Under health reform, many of these uninsured individuals will become eligible for Medicaid because of the increase in Medicaid’s eligibility limit to 133 percent of the poverty line and because of a change in how their Social Security benefits are considered in determining eligibility. Under the new rules, Social Security benefits will not count as income for most beneficiaries with modest incomes for the purposes of determining Medicaid eligibility. Many low-income people with disabilities who are within the two-year waiting period for Medicare thus will be able to qualify for Medicaid coverage during that period.
This change will rectify one of the most indefensible gaps in health coverage in the United States — the lack of coverage for many severely disabled low-income people during the first years of their disability. After 24 months, when these individuals become eligible for Medicare, they will no longer qualify for Medicaid. (Many will be eligible at that point for assistance with Medicare cost-sharing that is provided through state Medicaid programs.)
Will These Changes Help Other People with Disabilities or Chronic Conditions?
A substantial number of low-income people under 65 who are not the parents of a dependent child have disabilities or chronic conditions that are not severe enough to meet the standards for receiving SSI or Social Security disability benefits. They consequently are often uninsured. These people are left out of Medicaid because they do not qualify as elderly, disabled, or parents.
But under health reform, people no longer have to fit into such a category to qualify for Medicaid. Low-income individuals with disabilities and chronic conditions that do not meet the SSI disability standards will become eligible for the program as long as their income is below 133 percent of the poverty line.
How Do These Changes Apply to Adults Who Need Long-Term Services and Supports?
The health reform law makes no change in the eligibility rules that apply to these individuals. Adults seeking Medicaid coverage for long-term services and supports, including care in a nursing home or home- and community-based services, must meet current Medicaid rules for determining financial eligibility, including any asset test their state uses. They also must be at least 65 or meet the standards for having a disability.
How Will Medicaid Benefits for Newly Eligible People with Disabilities Be Financed?

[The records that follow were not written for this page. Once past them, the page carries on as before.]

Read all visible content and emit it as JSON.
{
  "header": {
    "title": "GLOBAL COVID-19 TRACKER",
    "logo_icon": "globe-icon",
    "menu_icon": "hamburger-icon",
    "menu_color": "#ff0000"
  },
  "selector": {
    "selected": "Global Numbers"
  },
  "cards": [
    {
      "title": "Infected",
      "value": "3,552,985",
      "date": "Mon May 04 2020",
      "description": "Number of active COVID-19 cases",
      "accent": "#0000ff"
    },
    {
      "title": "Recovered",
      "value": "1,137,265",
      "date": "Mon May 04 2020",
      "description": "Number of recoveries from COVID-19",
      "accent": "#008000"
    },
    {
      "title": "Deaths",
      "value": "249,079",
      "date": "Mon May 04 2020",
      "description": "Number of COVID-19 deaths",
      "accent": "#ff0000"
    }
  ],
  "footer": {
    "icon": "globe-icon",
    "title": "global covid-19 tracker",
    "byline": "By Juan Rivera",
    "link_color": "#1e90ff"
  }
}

The federal government will pay most of the cost. During the first three years that these provisions are in effect (2014-2016), it will pay 100 percent of the Medicaid costs of covering people with disabilities whom the health reform law makes newly eligible for Medicaid. Federal support will then phase down modestly over the following several years, so that for 2020 and all subsequent years, the federal government will pay 90 percent of the costs of covering these individuals.